Geeks With Blogs

News
Jason Coyne Jason Coyne's blog

Communicating elegantly from a child to a parent in programming is something that it took me a long time to figure out.  I tried all sorts of kludgy solutions, like passing in a reference to the parent as a parameter to the constructor/method of the child, etc.  This invariably leads down a bad path.  Of course, the correct solution is events.  The event model is something every developer uses all the time, because of the seamless way Visual Studio (or any other modern IDE) automatically generate event handlers for you when you do things like double click on buttons in the designer. However, creating custom events, and passing data via the event is something that eludes many.

I recently saw a post on egghead cafe where a user was asking this question, and the reply that he got was leading him down the same dead-end I described above.  I posted out an event example on egghead, but thought I would post it here as well to get a bit more visability to the solution.  The code below is nothing unique, its been written a million times before, but it took me a while to figure it out the first time, so hopefully someone gets some use out of it.

 

Here is an example of some an event I raise in one of my ASP.net forms. Very simmilar code will work with no problems in winforms.
Put this first snippet anywhere inside your namespace (but not inside any other class)

 
//Create a new event handler delegate, so that you can pass information back to the form. You could use the standard EventHandler, but then you can't pass any info back.
public delegate void SearchUpdateEventHandler(object sender, SearchUpdateEventArgs e);

//Here is a class that you use to hold the info that gets passed back.
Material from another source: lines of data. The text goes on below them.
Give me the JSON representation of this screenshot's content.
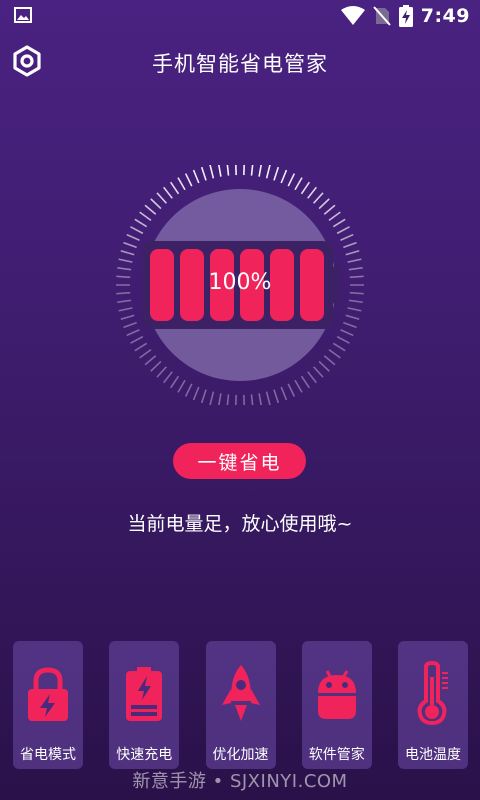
{
  "status_bar": {
    "time": "7:49",
    "icons": [
      "image-icon",
      "wifi-icon",
      "no-sim-icon",
      "battery-charging-icon"
    ]
  },
  "app_bar": {
    "title": "手机智能省电管家",
    "settings_icon": "hexagon-settings-icon"
  },
  "battery": {
    "percent_label": "100%",
    "level": 1.0,
    "bar_color": "#f0235b"
  },
  "actions": {
    "save_button": "一键省电",
    "status_message": "当前电量足，放心使用哦~"
  },
  "tiles": [
    {
      "label": "省电模式",
      "icon": "lock-bolt-icon"
    },
    {
      "label": "快速充电",
      "icon": "battery-bolt-icon"
    },
    {
      "label": "优化加速",
      "icon": "rocket-icon"
    },
    {
      "label": "软件管家",
      "icon": "android-icon"
    },
    {
      "label": "电池温度",
      "icon": "thermometer-icon"
    }
  ],
  "watermark": "新意手游 • SJXINYI.COM",
  "colors": {
    "accent": "#f0235b",
    "background_top": "#4a2282",
    "background_bottom": "#2a1149"
  }
}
It has to decend from EventArgs.
public class SearchUpdateEventArgs : EventArgs
{
public SearchQuery searchQuery;

public SearchUpdateEventArgs(SearchQuery searchQuery)
{
this.searchQuery = searchQuery;
}
}


Then, in your control, have the following code

 
//Create the event so your form can listen for it
public event SearchUpdateEventHandler UpdateSearchCriteria;
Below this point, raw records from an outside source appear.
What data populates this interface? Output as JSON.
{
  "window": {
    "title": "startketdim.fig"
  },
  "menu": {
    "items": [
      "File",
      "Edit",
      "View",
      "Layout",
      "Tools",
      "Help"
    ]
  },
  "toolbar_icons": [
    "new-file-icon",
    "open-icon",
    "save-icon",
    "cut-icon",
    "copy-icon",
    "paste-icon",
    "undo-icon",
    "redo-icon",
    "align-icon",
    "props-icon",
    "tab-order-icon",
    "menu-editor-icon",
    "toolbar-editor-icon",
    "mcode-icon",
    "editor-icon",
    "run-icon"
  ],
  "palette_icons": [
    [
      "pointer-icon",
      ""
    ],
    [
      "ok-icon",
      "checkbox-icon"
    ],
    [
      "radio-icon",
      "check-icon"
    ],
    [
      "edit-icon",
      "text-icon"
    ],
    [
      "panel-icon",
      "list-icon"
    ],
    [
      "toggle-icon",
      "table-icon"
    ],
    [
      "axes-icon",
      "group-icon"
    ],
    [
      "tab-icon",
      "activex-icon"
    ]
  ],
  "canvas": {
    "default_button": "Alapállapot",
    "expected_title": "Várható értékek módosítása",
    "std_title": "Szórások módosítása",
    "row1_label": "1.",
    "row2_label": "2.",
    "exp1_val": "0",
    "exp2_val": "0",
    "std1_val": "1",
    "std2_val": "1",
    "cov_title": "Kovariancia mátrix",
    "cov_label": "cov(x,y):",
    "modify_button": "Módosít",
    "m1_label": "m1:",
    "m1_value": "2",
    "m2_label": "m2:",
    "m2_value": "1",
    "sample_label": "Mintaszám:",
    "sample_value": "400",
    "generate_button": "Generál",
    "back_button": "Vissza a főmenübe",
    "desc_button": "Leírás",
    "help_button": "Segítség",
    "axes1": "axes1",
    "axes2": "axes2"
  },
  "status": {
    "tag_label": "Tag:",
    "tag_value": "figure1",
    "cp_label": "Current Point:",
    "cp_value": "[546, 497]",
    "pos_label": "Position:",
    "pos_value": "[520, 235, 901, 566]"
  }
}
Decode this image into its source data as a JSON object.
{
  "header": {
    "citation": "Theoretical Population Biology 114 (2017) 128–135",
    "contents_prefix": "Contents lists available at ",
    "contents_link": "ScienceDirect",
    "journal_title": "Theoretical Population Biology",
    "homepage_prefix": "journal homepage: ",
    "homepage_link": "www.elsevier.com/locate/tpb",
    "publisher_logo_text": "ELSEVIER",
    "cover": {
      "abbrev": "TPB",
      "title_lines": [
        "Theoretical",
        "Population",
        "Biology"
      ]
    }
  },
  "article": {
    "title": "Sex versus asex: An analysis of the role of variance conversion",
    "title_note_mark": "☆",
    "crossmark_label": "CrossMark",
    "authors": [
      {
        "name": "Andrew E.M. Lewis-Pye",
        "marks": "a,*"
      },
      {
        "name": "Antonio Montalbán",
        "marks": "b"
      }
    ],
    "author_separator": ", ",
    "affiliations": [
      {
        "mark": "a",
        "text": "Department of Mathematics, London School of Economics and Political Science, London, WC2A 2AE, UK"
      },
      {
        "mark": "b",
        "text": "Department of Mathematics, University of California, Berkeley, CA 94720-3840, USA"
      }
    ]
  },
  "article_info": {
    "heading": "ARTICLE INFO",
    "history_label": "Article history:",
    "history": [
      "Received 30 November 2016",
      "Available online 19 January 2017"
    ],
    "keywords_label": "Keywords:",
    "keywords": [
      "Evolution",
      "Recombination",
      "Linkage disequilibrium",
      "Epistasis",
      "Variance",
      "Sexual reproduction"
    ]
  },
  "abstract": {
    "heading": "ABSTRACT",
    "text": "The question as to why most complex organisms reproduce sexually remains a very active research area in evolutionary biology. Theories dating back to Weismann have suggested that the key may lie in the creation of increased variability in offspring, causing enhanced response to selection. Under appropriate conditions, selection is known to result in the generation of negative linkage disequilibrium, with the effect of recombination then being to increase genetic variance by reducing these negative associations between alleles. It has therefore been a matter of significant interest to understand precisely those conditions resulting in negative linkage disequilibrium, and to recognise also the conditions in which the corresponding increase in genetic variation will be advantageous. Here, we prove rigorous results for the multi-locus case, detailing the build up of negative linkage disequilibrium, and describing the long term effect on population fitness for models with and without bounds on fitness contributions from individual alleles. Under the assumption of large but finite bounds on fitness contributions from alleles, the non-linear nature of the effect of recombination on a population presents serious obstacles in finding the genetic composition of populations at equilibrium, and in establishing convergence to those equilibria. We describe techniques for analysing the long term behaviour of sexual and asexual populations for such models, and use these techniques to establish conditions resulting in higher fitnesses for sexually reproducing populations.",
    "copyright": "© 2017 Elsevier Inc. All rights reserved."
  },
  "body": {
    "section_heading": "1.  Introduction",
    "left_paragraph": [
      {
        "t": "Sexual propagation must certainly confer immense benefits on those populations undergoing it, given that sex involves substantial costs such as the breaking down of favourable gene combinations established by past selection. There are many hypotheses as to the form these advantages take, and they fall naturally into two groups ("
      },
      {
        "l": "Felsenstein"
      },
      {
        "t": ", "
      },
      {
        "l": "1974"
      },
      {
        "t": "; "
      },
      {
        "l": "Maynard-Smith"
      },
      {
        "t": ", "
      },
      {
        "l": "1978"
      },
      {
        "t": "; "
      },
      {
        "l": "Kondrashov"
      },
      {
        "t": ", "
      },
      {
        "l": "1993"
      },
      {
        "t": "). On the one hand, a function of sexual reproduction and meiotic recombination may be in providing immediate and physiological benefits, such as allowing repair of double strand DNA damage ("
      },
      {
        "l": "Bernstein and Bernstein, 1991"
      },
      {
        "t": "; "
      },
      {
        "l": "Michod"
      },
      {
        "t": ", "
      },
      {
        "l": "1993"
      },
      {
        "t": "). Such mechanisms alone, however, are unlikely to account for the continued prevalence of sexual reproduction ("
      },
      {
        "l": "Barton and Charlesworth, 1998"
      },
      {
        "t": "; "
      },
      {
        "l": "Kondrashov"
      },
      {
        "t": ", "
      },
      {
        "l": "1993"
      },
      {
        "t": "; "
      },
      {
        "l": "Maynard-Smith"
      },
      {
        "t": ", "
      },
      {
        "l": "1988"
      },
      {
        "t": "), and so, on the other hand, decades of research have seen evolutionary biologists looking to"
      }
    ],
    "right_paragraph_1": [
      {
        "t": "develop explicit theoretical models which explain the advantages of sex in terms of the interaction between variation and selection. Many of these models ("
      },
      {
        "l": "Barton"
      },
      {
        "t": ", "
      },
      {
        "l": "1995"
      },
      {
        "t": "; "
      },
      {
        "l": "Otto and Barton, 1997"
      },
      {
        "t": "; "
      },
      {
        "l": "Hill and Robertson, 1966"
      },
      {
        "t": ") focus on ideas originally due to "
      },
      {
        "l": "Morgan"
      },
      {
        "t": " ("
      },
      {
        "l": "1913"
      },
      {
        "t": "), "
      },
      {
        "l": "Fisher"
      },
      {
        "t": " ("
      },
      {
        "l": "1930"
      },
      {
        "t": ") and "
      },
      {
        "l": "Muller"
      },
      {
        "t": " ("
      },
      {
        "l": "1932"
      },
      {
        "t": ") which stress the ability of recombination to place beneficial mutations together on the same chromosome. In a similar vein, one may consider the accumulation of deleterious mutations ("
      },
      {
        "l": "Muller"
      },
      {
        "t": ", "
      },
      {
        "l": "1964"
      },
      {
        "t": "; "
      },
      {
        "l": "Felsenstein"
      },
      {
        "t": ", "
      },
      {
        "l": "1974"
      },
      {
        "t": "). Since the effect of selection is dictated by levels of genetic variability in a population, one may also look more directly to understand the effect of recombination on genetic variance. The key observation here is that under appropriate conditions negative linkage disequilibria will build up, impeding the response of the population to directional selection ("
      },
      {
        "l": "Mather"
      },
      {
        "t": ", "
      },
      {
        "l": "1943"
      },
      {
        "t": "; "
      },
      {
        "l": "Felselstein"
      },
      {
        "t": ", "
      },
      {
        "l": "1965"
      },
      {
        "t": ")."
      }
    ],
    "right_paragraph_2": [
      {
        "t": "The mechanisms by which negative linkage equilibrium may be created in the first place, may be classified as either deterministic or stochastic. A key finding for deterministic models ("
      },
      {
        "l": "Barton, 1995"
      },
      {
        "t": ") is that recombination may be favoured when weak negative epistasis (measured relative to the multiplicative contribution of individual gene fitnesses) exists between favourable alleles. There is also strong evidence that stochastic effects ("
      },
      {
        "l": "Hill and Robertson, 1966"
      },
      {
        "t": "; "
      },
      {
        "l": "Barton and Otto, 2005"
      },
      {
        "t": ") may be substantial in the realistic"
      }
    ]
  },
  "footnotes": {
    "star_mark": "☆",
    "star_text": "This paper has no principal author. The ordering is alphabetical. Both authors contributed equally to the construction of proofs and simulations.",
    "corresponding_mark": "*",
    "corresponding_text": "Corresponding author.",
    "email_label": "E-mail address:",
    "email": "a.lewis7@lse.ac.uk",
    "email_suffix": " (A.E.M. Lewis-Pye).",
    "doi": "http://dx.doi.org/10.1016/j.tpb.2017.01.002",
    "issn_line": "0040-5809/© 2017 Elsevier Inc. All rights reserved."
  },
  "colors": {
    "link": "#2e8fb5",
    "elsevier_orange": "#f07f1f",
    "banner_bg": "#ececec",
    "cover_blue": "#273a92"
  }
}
//In your button/link, raise the event back to the form.
private void lnk_Click(object sender, EventArgs e)
{
searchQuery.SearchText += " " + ((LinkButton) sender).Text;
Results = searchQuery.Search();

//This line makes it so you only raise the event if someone is listening.
if (UpdateSearchCriteria!=null)
//Raise the event, and pass in the data (searchQuery in this case) that you want to send to the form.

UpdateSearchCriteria(this, new SearchUpdateEventArgs(searchQuery));
}



Finally, in your main form, you have code that listens for the event. This is just like any other event you have on your form for buttons etc.

These last two snippets can be generated automatically using the events (lightning bolt) button on the properties window at design time.

Put this line of code somewhere in your onLoad (or the winforms equivilent)

 
SearchResultDisplay3.UpdateSearchCriteria+=new SearchUpdateEventHandler(SearchResultDisplay3_UpdateSearchCriteria);



and then your actual event (just like normal buttons)

 
private void SearchResultDisplay3_UpdateSearchCriteria(object sender, SearchUpdateEventArgs e)
{
//Or set your textbox or whatever
SearchCriteria1.UpdateForm(e.searchQuery);
}
Posted on Monday, February 20, 2006 12:34 PM Programming , c# | Back to top


Comments on this post: Elegant communication from child to parent in .net via events

# re: Elegant communication from child to parent in .net via events
Requesting Gravatar...
I found youer article useful. however i have a question:

public class SearchUpdateEventArgs : EventArgs{
public SearchQuery searchQuery;

In the above class "SearchQuery" is a member of the child object itself or is it any other object used to simply pass data across from child to parent? In the later cases, do I need to delcare the class in both child and parent if both reside in different modules? (eg I have a component as child and need to pass something to the parent (a client WinForm app that will contain my component)).

Please reply at my email:samladi@bnybrokerage.com

Left by Sanjay Amladi on Oct 12, 2006 8:51 PM

# re: Elegant communication from child to parent in .net via events
Requesting Gravatar...
Thank you
Left by Jesper on Dec 07, 2006 6:04 AM

# re: Elegant communication from child to parent in .net via events
Requesting Gravatar...
Thanks for the great article. The only suggestion I have (if I HAD to have one... :) was to explicitly state what goes in parent and what goes in child. I ended up figuring it out anyway though.

Thanks again,
Todd
Left by Todd on Jan 21, 2010 2:36 AM

Your comment:
 (will show your gravatar)


Copyright © Jason Coyne | Powered by: GeeksWithBlogs.net